St. Louis Spare Ribs

Famous Dave's Recipe

Serves 4-6

Rib Rub (use 1 cup)
2 cups packed light brown sugar
1 cup kosher salt
3/4 cup sugar
1/2 cup garlic seasoning
1/4 cup chili powder
1/4 cup lemon pepper
1/4 cup onion salt
2 tablespoons fresh coarse ground black pepper
2 tablespoons whole celery seeds
1 teaspoon crushed clove
1 tablespoon cayenne pepper
1/2 cup Mrs. Dash seasoning mix
1/4 cup salt

2 spareribs racks
1/2 cup Italian salad dressing
1/2 teaspoon fresh coarse ground black pepper
1/2 cup packed brown sugar
1 cup minced dried onion
1 (20 oz) bottle barbecue sauce (recipe specifies Dave's but use your favorite)

Mix rib rub ingredients (first 14 ingredients) and store in an airtight container.

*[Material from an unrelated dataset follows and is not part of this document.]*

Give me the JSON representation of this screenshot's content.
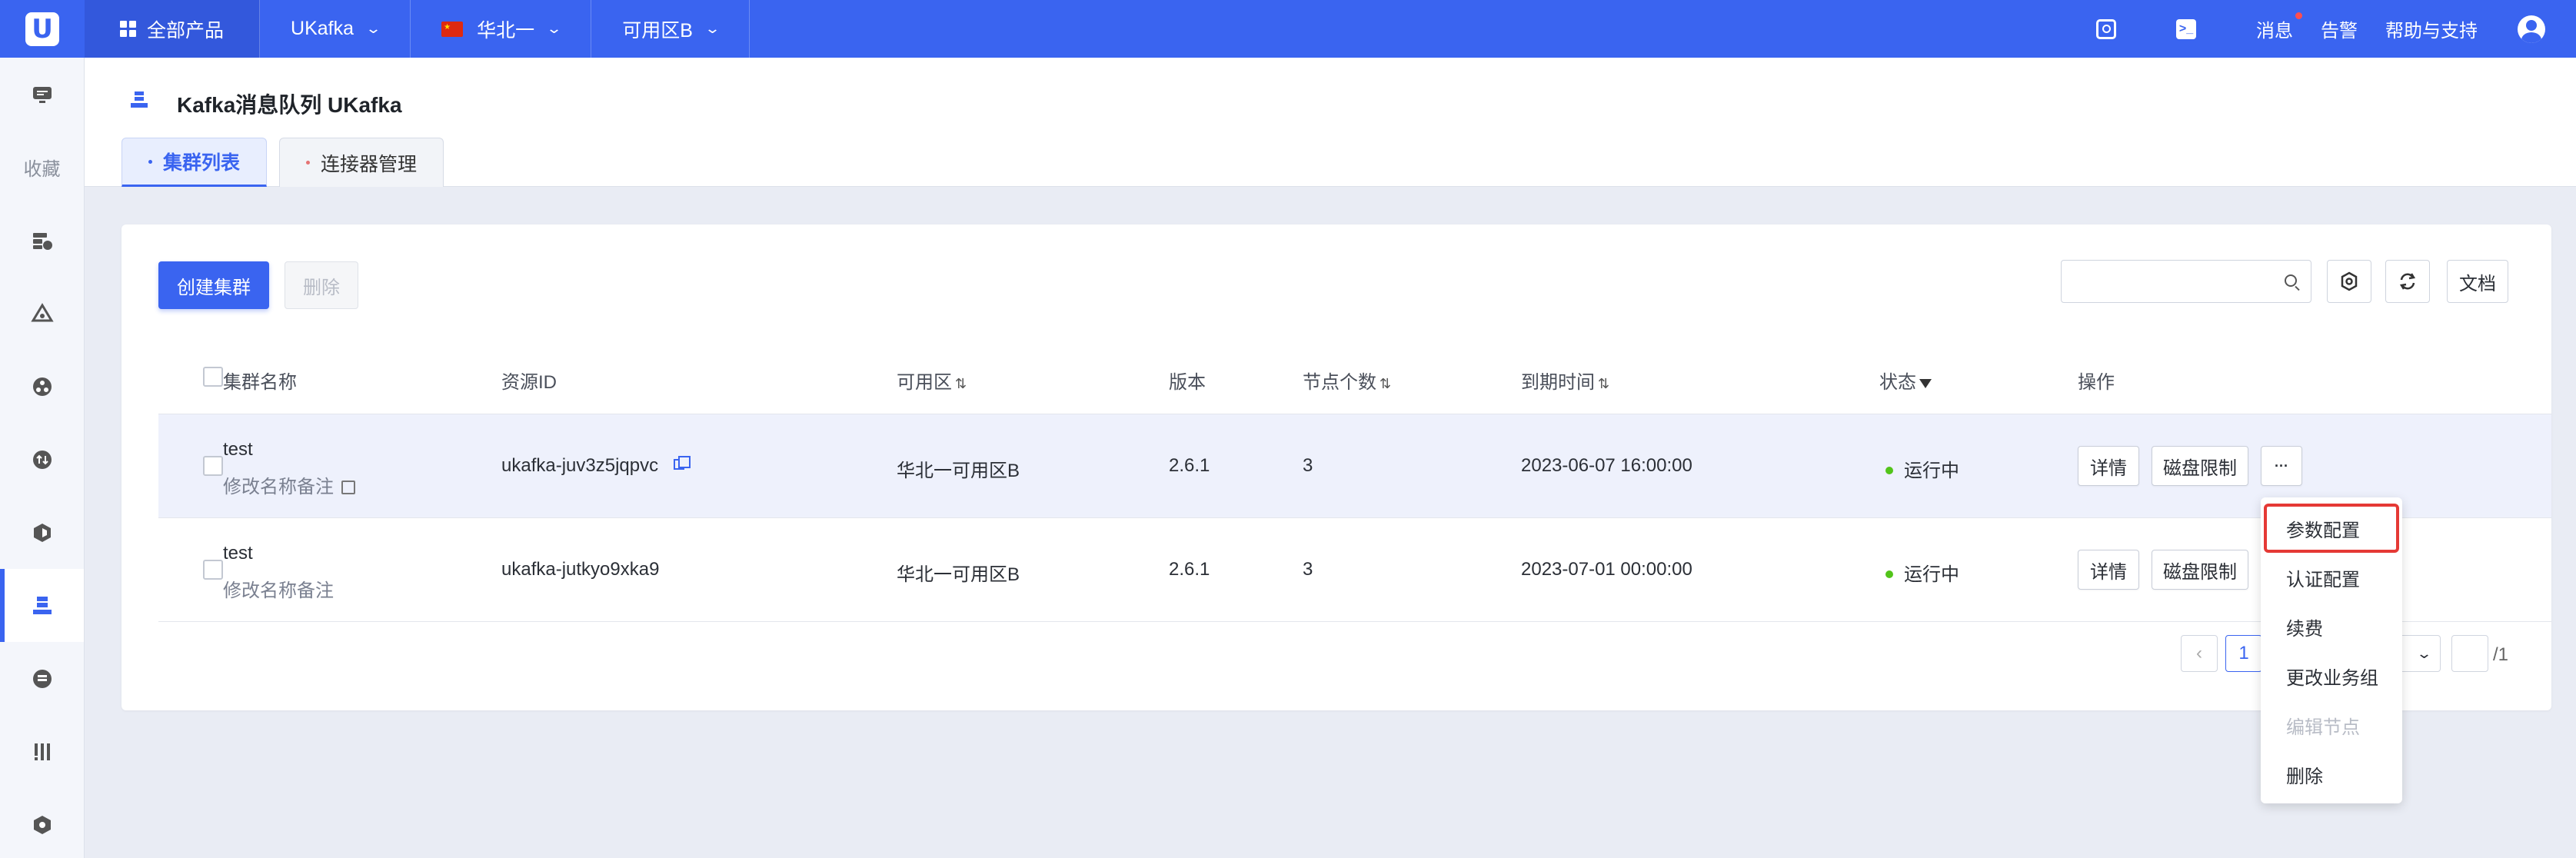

The night before cooking, trim the ribs of all excess fat and place them in a large plastic bag; pour in Italian dressing to coat; seal bag well, refrigerate for 4 hours, turning occasionally; remove and wipe dressing off then sprinkle each rib with pepper then 1/4 cup of the brown sugar and 1/2 cup of the onion flakes. Wrap each rib in plastic and refrigerate overnight.

Next day: remove from wrap and wipe sludge off ribs; generously coat front and back of ribs with rib rub and, using your hands, rub seasoning into meat and set aside. Smoking takes 6 hours.

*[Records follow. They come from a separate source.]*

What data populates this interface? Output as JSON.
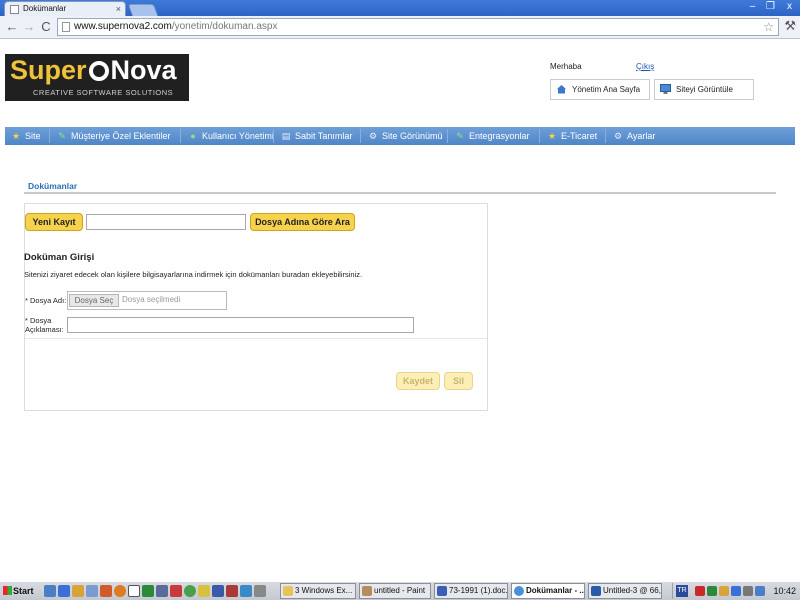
{
  "browser": {
    "tab_title": "Dokümanlar",
    "tab_close": "×",
    "url_host": "www.supernova2.com",
    "url_path": "/yonetim/dokuman.aspx",
    "back_icon": "←",
    "forward_icon": "→",
    "reload_icon": "C",
    "star_icon": "☆",
    "wrench_icon": "🔧",
    "min_icon": "–",
    "max_icon": "❐",
    "close_icon": "x"
  },
  "header": {
    "logo_word_1": "Super",
    "logo_word_2": "Nova",
    "logo_tagline": "CREATIVE SOFTWARE SOLUTIONS",
    "greeting": "Merhaba",
    "logout": "Çıkış",
    "admin_home": "Yönetim Ana Sayfa",
    "view_site": "Siteyi Görüntüle"
  },
  "menu": {
    "items": [
      {
        "label": "Site",
        "icon": "★"
      },
      {
        "label": "Müşteriye Özel Eklentiler",
        "icon": "✎"
      },
      {
        "label": "Kullanıcı Yönetimi",
        "icon": "●"
      },
      {
        "label": "Sabit Tanımlar",
        "icon": "▤"
      },
      {
        "label": "Site Görünümü",
        "icon": "⚙"
      },
      {
        "label": "Entegrasyonlar",
        "icon": "✎"
      },
      {
        "label": "E-Ticaret",
        "icon": "★"
      },
      {
        "label": "Ayarlar",
        "icon": "⚙"
      }
    ]
  },
  "page": {
    "section_title": "Dokümanlar",
    "new_record": "Yeni Kayıt",
    "search_value": "",
    "search_button": "Dosya Adına Göre Ara",
    "form_title": "Doküman Girişi",
    "form_desc": "Sitenizi ziyaret edecek olan kişilere bilgisayarlarına indirmek için dokümanları buradan ekleyebilirsiniz.",
    "file_label": "* Dosya Adı:",
    "file_button": "Dosya Seç",
    "file_status": "Dosya seçilmedi",
    "desc_label_1": "* Dosya",
    "desc_label_2": "Açıklaması:",
    "desc_value": "",
    "save": "Kaydet",
    "delete": "Sil"
  },
  "taskbar": {
    "start": "Start",
    "tasks": [
      {
        "label": "3 Windows Ex...",
        "color": "#e8c25a"
      },
      {
        "label": "untitled - Paint",
        "color": "#b58d5c"
      },
      {
        "label": "73-1991 (1).doc...",
        "color": "#3b5fb5"
      },
      {
        "label": "Dokümanlar - ...",
        "color": "#4a90d9"
      },
      {
        "label": "Untitled-3 @ 66,...",
        "color": "#2a5aa8"
      }
    ],
    "lang": "TR",
    "clock": "10:42"
  }
}
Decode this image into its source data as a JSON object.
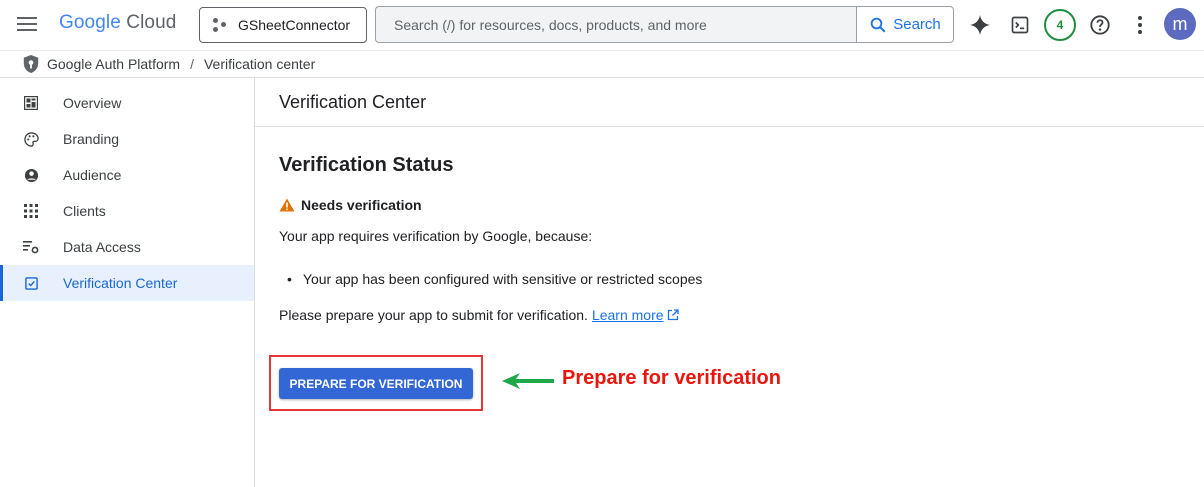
{
  "header": {
    "logo_google": "Google",
    "logo_cloud": "Cloud",
    "project_name": "GSheetConnector",
    "search_placeholder": "Search (/) for resources, docs, products, and more",
    "search_button": "Search",
    "notification_count": "4",
    "avatar_initial": "m",
    "icons": [
      "menu-icon",
      "gemini-icon",
      "terminal-icon",
      "help-icon",
      "more-vert-icon",
      "search-icon"
    ]
  },
  "breadcrumb": {
    "root": "Google Auth Platform",
    "separator": "/",
    "current": "Verification center"
  },
  "sidebar": {
    "items": [
      {
        "label": "Overview",
        "icon": "dashboard-icon"
      },
      {
        "label": "Branding",
        "icon": "palette-icon"
      },
      {
        "label": "Audience",
        "icon": "account-circle-icon"
      },
      {
        "label": "Clients",
        "icon": "grid-icon"
      },
      {
        "label": "Data Access",
        "icon": "data-settings-icon"
      },
      {
        "label": "Verification Center",
        "icon": "verification-icon",
        "active": true
      }
    ]
  },
  "main": {
    "page_title": "Verification Center",
    "section_title": "Verification Status",
    "status_label": "Needs verification",
    "requirement_text": "Your app requires verification by Google, because:",
    "reasons": [
      "Your app has been configured with sensitive or restricted scopes"
    ],
    "prepare_text": "Please prepare your app to submit for verification.",
    "learn_more": "Learn more",
    "primary_button": "PREPARE FOR VERIFICATION",
    "annotation_text": "Prepare for verification"
  },
  "colors": {
    "accent": "#1a73e8",
    "button": "#3367d6",
    "warning": "#e37400",
    "annotation_red": "#e8160c",
    "arrow_green": "#1ea84a"
  }
}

Prepare about 15 briquettes until they're red hot; place coals on one end of grill and place 1 pound of green hickory around coals (use water-soaked hickory chunks if you can't find freshly cut hickory). Keep internal temperature of the grill at 200-225 degrees and add more charcoal and hickory chunks every hour as needed.

Place ribs bone side down but not directly over hot coals; after 3 hours, remove ribs from grill and wrap in foil; hold in covered grill at 180-200°F for 1 1/2 to 2 hours or until fork tender. Build a really hot bed of coals over the entire bottom of the grill.

This goes fast- place ribs back on grill to add char flavor; when meat becomes bubbly it's done. Slather with barbecue sauce and let the heat caramelize the sauce. According to Dave, this caramelizing with the charring and slow smoking is the secret to tender, smoky ribs the way it's in the deep south.